Could you copy every record below exactly as it is written?

:: Supplied entries

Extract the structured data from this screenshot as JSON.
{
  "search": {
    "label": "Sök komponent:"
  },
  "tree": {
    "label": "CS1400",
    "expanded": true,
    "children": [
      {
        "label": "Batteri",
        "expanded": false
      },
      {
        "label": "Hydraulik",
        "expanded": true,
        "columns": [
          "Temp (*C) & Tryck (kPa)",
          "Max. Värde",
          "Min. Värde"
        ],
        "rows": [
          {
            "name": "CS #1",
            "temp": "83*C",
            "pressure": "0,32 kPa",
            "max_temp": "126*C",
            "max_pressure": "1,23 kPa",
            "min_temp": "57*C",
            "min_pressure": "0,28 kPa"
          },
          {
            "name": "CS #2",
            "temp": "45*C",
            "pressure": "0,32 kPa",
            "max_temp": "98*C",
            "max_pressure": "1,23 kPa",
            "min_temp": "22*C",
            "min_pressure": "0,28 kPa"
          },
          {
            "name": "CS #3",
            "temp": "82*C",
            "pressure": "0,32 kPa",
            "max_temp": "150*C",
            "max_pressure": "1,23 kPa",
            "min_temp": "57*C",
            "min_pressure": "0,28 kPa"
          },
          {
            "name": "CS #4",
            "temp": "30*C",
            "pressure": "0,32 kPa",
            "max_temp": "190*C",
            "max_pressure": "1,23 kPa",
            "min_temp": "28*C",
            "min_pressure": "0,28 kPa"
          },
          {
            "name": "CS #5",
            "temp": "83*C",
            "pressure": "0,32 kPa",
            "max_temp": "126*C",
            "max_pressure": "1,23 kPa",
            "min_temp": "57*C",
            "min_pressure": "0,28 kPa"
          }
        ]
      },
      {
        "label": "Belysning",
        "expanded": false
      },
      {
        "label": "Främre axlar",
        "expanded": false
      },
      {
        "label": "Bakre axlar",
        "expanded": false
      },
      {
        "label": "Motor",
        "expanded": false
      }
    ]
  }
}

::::

Solution to this problem
Extract the structured data from this screenshot as JSON.
{
  "search": {
    "label": "Sök komponent:"
  },
  "tree": {
    "label": "CS1400",
    "expanded": true,
    "children": [
      {
        "label": "Batteri",
        "expanded": false
      },
      {
        "label": "Hydraulik",
        "expanded": true,
        "columns": [
          "Temp (*C) & Tryck (kPa)",
          "Max. Värde",
          "Min. Värde"
        ],
        "rows": [
          {
            "name": "CS #1",
            "temp": "83*C",
            "pressure": "0,32 kPa",
            "max_temp": "126*C",
            "max_pressure": "1,23 kPa",
            "min_temp": "57*C",
            "min_pressure": "0,28 kPa"
          },
          {
            "name": "CS #2",
            "temp": "45*C",
            "pressure": "0,32 kPa",
            "max_temp": "98*C",
            "max_pressure": "1,23 kPa",
            "min_temp": "22*C",
            "min_pressure": "0,28 kPa"
          },
          {
            "name": "CS #3",
            "temp": "82*C",
            "pressure": "0,32 kPa",
            "max_temp": "150*C",
            "max_pressure": "1,23 kPa",
            "min_temp": "57*C",
            "min_pressure": "0,28 kPa"
          },
          {
            "name": "CS #4",
            "temp": "30*C",
            "pressure": "0,32 kPa",
            "max_temp": "190*C",
            "max_pressure": "1,23 kPa",
            "min_temp": "28*C",
            "min_pressure": "0,28 kPa"
          },
          {
            "name": "CS #5",
            "temp": "83*C",
            "pressure": "0,32 kPa",
            "max_temp": "126*C",
            "max_pressure": "1,23 kPa",
            "min_temp": "57*C",
            "min_pressure": "0,28 kPa"
          }
        ]
      },
      {
        "label": "Belysning",
        "expanded": false
      },
      {
        "label": "Främre axlar",
        "expanded": false
      },
      {
        "label": "Bakre axlar",
        "expanded": false
      },
      {
        "label": "Motor",
        "expanded": false
      }
    ]
  }
}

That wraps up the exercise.